Sean Oliver/Flickr; Graphic by Editorials Editor Asher Smith
How can we know that the recession is real? Because not even sex sells anymore. Despite having survived through economic downturns in the past with barely a scratch, even the porn industry seems to be feeling the crunch this time around.
As the notorious Steve Orenstein, who has worked in the industry for almost 30 years and is the president and founder of Wicked Pictures, put it: “As long as I’ve been in this business, this is the first time I can say that we’re absolutely feeling the effects of the economy.”
Once recession-proof, our sinful vices are now noticing drops in revenue in line with other enterprises. Alcohol sales are down. Casinos are pulling in fewer visitors. Strippers are being put out of business and even Joe Camel is having a hard time.
It’s terrifying, really. Even the most stringent social conservatives and the rest of the porn industry’s most prominent critics can look at the statistics and recognize a certain gravity. After all, Playboy Enterprises’ stock dropped 90 percent in a single year — and it’s hard to see a reason for a revival anytime soon. Before this year Playboy’s stock had never dropped — at least considerably — within living memory.
As one might expect, many executives in the adult video business cite Internet piracy as a main challenge to their business. As free clips, pirated videos and leaked content abound at the fingertips of any World Wide Web browser, who is really going to drive over to the Insurrection on Cheshire Bridge and pay $12.99 for a DVD with a bad pun in its title? Both the inconvenience of traveling for smut and the potential embarrassment of purchasing pornography in public has been eliminated, as practically all desired content is only clicks away.
Thus, even as the porn industry takes a nosedive, those who are or once were its most ardent supporters shrug it off. It’s not their responsibility to dig adult industries out of their downward spiral; they’re still getting their, ahem, fill. As viewers turn to free, albeit often illegal, sources of pornographic content, the industry falls deeper and deeper into disrepair — a relentless cycle that’s not specific to this one example.
Despite these struggles, those on the more conservative end of the spectrum shouldn’t be rejoicing quite yet. While the porn industry suffers on the one hand, the pressures of the economic situation have driven a few entrepreneurs with sex on the mind to turn their creative energies toward new business ventures on the other — most noticeably, for example, the recent explosion of bikini-clad baristas at formerly innocent coffee shops across the country.

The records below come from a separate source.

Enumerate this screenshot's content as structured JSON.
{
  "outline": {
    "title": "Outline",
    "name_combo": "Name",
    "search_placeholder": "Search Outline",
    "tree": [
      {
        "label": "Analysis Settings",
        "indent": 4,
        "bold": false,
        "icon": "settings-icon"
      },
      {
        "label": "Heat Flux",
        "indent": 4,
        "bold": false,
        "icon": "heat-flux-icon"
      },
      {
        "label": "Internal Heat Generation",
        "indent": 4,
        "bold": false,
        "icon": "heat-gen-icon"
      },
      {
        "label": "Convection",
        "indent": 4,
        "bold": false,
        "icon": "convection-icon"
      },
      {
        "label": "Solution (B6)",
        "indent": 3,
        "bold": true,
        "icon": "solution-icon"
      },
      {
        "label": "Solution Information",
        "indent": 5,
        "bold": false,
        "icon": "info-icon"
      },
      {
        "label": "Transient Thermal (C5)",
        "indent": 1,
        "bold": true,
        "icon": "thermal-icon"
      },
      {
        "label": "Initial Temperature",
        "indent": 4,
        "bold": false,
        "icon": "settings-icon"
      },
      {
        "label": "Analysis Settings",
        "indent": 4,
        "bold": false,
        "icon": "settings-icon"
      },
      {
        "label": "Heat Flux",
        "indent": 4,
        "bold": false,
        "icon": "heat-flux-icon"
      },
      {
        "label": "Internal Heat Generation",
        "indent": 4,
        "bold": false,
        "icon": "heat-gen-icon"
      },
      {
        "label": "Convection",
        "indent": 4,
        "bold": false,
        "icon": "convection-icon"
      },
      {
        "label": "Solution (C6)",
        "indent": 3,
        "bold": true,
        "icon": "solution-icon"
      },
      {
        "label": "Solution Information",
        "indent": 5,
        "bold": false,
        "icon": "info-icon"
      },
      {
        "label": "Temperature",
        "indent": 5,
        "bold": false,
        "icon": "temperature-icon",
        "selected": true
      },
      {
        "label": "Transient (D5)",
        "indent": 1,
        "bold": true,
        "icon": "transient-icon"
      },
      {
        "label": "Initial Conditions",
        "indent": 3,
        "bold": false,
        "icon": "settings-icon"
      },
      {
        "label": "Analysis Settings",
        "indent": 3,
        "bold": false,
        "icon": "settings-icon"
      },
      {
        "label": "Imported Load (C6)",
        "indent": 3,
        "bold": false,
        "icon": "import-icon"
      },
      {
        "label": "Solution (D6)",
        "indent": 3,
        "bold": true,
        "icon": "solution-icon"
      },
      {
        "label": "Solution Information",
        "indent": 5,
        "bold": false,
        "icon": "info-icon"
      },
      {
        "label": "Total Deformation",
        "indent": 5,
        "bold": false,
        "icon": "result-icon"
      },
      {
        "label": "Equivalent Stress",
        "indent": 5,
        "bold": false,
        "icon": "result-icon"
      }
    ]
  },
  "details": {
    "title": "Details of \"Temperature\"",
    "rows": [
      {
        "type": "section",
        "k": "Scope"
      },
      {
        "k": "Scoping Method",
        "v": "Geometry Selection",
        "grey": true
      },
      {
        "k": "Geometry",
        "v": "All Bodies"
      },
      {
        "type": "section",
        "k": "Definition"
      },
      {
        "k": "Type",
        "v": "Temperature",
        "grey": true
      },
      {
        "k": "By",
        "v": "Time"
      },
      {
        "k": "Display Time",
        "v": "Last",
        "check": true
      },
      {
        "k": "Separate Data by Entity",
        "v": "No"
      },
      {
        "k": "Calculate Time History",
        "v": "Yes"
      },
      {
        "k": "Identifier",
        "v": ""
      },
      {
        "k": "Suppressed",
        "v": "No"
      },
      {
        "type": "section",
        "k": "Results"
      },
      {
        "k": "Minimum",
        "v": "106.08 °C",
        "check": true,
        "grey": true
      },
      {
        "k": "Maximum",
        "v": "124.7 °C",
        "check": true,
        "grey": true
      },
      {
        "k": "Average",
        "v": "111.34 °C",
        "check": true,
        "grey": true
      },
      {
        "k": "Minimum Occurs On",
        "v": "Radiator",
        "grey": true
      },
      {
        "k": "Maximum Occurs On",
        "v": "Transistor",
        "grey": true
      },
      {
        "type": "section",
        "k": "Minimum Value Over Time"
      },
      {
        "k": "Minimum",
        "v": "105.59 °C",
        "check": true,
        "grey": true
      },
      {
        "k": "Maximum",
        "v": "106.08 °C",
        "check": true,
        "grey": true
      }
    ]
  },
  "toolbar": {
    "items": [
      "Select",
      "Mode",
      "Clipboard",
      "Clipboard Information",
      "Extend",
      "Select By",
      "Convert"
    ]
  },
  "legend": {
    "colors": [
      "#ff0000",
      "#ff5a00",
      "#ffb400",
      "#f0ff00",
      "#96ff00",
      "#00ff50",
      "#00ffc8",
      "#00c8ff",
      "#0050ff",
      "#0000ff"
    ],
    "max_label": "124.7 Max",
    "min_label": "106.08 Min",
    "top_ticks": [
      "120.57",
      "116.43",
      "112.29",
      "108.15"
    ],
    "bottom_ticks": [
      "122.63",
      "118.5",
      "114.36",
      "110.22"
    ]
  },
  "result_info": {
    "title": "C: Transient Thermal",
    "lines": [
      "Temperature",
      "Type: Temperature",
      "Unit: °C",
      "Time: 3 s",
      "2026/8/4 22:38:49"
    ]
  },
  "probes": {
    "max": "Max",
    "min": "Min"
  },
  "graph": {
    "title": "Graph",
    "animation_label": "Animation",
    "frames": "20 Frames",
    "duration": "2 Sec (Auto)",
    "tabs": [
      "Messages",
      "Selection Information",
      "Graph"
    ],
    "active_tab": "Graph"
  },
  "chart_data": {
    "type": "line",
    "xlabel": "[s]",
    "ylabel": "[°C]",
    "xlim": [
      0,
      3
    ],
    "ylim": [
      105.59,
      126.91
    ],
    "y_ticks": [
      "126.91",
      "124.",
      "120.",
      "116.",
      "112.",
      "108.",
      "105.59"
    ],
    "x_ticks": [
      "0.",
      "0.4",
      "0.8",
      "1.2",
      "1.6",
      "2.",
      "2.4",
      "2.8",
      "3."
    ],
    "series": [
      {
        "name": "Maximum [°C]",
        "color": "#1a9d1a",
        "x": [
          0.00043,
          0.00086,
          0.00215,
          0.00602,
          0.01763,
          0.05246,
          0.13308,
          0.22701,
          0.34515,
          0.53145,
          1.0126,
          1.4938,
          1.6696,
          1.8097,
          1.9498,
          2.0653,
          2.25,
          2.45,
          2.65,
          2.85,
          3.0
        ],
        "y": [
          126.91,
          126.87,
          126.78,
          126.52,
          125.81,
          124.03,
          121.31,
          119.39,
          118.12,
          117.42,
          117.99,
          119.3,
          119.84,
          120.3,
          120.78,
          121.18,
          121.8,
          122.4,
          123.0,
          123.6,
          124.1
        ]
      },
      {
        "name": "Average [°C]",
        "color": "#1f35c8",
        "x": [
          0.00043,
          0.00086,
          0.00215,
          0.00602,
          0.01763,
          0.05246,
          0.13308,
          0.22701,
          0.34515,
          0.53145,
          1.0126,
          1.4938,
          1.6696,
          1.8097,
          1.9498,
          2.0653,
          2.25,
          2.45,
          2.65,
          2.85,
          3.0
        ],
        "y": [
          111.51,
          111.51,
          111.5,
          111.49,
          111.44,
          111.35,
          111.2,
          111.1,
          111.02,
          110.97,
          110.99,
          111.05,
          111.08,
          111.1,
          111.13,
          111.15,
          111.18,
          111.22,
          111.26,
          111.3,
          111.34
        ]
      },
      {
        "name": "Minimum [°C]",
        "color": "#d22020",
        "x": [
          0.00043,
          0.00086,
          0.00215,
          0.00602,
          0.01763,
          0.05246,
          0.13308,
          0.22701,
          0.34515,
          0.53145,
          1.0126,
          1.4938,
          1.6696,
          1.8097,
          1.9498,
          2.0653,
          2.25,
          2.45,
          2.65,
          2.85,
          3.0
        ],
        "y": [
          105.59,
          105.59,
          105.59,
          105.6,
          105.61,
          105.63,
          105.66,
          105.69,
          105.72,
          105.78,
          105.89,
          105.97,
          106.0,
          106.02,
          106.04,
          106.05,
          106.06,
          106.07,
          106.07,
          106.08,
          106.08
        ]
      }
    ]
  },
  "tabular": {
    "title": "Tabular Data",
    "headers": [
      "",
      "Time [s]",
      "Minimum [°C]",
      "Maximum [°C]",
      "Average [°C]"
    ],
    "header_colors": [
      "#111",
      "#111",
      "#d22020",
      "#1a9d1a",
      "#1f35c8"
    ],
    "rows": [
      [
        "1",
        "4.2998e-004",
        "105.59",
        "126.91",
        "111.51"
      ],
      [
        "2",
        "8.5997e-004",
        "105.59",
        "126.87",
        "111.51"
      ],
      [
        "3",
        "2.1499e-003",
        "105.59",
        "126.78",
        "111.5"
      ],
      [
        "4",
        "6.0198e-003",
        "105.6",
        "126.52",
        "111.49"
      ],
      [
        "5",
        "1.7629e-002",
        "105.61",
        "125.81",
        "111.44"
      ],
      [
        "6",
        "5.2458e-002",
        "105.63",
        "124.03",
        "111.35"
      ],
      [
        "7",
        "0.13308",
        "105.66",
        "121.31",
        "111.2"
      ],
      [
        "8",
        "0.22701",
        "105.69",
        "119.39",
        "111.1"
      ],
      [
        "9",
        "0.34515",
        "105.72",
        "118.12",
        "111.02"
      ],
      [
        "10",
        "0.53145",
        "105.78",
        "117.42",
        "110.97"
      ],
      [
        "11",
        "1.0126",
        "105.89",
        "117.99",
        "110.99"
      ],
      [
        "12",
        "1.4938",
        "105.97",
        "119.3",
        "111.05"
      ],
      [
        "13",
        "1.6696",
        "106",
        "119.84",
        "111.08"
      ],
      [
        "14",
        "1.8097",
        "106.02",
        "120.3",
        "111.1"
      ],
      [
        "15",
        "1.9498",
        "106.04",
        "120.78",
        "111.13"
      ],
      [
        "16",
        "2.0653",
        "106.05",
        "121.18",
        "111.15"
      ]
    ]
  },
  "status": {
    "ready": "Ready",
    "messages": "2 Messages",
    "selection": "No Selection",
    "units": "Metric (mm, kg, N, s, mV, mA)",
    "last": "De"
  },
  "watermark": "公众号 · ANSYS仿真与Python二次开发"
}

Coffee shops featuring employees donning scanty, themed get-ups (my favorite being the infamous Washington-based “Cowgirls Espresso,” which promises something called “School Girl Thursdays!”) have cropped up across the country, as a response to dire economic conditions — proving, yet again, the truth of Hunter S. Thompson’s famous maxim that “when the going gets weird, the weird turn pro.”
Of course, this junction of two seemingly extremely unrelated industries poses some problems. Probably meant to just be some cute, quirky business snag to lure in more customers — even if they tend toward the creepy side — some have just let desperation drive them over the edge.
Take one particularly memorable example from Everett, Wash. In late September of this year, five baristas at Grab-N-Go Espresso were actually charged with prostitution after they began licking whipped cream off of each other for under-the-table money in front of undercover detectives. (As if willingness to wear a bikini to work in the Pacific Northwest wasn’t already living too far into the danger zone.)
Still, however, it seems counter-intuitive that as adult industry giants like the Playboy enterprise are withering under financial pressures, related endeavors like sexy coffee shops are flourishing. This doesn’t seem to make sense, considering that they cater to serve the same basic interest. However, maybe the reason for this seemingly nonsensical discrepancy is more evident and telling than it appears at first glance.
Though I’m tempted to condemn an institution like Cowgirls Espresso on ideological ground, I must also commend them for their creativity and their ingenuity in pulling off a business model as old as time itself (it’s not the “world’s oldest profession” for nothing). Bold, new, out-of-the box ideas that push the limits — and run the risk of blowing, literally, right past those same limits — are the only new business models managing to survive present conditions.
At last, the paradigm has shifted in a way that finally renders Playboy antiquated — in the only way, aside from being abandoned by his favorite bunnies, that Hugh Hefner would be forced to notice.
Asst. Editorials Editor Catherine Cai is a College sophomore from Atlanta.